The investigational study showed blinatumomab monotherapy induced a complete remission or complete remission with partial hematological recovery within two cycles of treatment in a clinically meaningful number of patients. Overall safety results from this study were consistent with the known blinatumomab safety profile, according to Amgen.
The data will be submitted to a future medical conference and for publication.
“These top-line results are encouraging and support blinatumomab as a potential treatment option for patients with relapsed or refractory Philadelphia chromosome-positive B-cell precursor ALL,” said Sean E. Harper, M.D., executive vice president of Research and Development at Amgen. “We are hopeful that our comprehensive ALL development program for blinatumomab, the first clinical and regulatory validation of the BiTE® platform, will continue to demonstrate clinical effectiveness for patients with this serious disease.”
Philadelphia chromosome-positive B-cell precursor ALL
Approximately one-fourth of adult ALL expresses the oncogenic protein BCR-ABL1 that results from the t (9;22) chromosome translocation known as the Philadelphia chromosome.
Trial Design (NCT02000427)

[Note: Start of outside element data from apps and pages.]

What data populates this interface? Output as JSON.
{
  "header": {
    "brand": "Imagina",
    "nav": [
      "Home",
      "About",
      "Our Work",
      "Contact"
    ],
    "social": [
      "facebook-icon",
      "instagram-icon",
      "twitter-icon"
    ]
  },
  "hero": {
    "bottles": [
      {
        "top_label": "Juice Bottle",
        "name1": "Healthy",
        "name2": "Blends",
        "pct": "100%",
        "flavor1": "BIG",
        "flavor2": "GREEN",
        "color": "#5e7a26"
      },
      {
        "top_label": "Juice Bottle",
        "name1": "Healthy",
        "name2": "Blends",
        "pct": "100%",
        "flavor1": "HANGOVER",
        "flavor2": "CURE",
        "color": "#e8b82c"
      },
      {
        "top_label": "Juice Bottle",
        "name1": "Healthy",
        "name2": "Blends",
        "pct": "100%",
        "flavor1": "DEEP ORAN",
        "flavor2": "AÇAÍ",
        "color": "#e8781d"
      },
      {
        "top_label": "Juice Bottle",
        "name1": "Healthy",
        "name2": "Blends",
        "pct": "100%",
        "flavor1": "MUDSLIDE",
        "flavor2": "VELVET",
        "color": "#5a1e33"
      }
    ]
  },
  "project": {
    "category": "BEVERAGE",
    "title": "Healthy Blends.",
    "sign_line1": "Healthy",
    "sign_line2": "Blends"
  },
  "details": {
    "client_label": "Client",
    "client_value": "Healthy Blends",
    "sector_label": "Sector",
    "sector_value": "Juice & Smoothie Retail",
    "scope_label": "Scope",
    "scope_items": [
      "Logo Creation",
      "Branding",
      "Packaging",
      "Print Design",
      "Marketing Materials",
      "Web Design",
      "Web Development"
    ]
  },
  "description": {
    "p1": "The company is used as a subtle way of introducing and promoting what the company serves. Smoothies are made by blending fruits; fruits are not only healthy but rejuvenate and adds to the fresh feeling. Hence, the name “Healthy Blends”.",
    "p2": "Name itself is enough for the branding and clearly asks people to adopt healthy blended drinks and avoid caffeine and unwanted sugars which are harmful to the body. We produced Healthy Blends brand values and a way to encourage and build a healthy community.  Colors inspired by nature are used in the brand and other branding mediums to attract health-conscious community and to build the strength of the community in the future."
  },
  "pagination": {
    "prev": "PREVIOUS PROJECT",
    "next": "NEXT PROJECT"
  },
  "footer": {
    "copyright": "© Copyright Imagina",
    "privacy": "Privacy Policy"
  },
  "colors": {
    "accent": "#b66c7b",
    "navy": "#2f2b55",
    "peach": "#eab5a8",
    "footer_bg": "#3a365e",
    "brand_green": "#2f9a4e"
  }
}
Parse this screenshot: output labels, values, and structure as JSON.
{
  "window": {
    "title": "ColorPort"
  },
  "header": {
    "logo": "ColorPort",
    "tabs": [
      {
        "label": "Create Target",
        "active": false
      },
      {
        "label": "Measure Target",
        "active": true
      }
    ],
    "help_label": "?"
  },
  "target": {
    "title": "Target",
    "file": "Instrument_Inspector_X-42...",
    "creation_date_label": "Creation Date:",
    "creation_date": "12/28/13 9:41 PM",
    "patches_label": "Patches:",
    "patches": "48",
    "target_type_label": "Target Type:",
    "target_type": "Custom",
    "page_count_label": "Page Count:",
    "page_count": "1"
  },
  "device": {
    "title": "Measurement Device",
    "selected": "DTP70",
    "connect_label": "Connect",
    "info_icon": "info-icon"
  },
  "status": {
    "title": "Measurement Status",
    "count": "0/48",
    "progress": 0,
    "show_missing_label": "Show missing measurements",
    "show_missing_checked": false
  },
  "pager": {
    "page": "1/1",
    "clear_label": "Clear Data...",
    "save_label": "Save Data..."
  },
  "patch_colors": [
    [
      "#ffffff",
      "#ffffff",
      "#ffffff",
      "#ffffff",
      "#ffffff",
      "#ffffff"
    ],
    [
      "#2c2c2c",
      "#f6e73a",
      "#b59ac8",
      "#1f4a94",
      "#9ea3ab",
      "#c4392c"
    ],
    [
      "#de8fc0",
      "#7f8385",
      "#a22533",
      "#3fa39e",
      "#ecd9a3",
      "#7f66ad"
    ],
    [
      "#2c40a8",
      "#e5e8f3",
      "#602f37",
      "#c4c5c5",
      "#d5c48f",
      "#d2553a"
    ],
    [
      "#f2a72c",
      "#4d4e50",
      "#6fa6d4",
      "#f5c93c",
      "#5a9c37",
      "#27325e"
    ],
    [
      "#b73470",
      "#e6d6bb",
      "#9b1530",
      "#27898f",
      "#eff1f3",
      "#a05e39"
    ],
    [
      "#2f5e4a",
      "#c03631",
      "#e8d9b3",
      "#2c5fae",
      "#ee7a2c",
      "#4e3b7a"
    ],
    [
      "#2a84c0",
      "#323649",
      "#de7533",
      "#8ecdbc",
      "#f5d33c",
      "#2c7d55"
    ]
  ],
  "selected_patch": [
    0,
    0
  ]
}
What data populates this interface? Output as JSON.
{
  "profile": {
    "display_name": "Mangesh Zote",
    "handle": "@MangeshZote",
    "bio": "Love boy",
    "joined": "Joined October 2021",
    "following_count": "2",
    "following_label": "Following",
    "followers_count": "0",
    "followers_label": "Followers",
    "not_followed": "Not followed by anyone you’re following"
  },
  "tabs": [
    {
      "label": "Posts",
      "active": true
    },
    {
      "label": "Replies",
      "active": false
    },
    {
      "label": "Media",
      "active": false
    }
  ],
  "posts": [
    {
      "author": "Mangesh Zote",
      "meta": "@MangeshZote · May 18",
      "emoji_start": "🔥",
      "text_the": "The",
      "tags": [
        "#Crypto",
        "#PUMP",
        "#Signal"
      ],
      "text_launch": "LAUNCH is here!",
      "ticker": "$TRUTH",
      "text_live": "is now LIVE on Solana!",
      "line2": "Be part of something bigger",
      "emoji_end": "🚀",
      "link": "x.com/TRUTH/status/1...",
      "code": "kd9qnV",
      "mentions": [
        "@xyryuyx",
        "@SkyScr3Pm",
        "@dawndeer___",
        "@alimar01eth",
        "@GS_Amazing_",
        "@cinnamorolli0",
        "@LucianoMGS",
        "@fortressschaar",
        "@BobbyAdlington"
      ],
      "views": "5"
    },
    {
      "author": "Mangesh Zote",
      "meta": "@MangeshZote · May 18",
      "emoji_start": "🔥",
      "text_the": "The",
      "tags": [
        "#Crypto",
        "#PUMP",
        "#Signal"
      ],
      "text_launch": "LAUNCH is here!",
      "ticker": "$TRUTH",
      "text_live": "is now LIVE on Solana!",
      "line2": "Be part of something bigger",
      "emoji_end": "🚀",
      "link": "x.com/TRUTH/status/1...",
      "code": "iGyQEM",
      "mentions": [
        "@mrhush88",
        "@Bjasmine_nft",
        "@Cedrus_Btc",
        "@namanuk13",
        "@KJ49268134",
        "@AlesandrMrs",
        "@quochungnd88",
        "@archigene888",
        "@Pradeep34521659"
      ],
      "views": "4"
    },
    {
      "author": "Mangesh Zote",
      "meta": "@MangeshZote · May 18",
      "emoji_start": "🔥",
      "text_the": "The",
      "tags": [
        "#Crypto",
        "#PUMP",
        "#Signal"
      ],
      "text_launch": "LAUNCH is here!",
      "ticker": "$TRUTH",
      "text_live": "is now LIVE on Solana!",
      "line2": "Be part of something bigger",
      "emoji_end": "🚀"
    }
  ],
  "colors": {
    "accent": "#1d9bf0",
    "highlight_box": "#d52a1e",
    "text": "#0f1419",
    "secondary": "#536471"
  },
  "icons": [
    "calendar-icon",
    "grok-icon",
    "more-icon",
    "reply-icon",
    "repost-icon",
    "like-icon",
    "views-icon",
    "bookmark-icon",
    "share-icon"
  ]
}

This study enrolled adult subjects with relapsed or refractory Ph+ B-cell precursor ALL. This was an open-label, single-arm, multicenter study consisting of a screening period, an induction treatment period (two cycles of blinatumomab), a consolidation treatment period (up to three additional cycles of blinatumomab for applicable subjects), and a safety follow-up visit 30 days after treatment. Following the safety follow-up visit, subjects were followed for response duration and survival every 3 months for 18 months or death, whichever occurred first.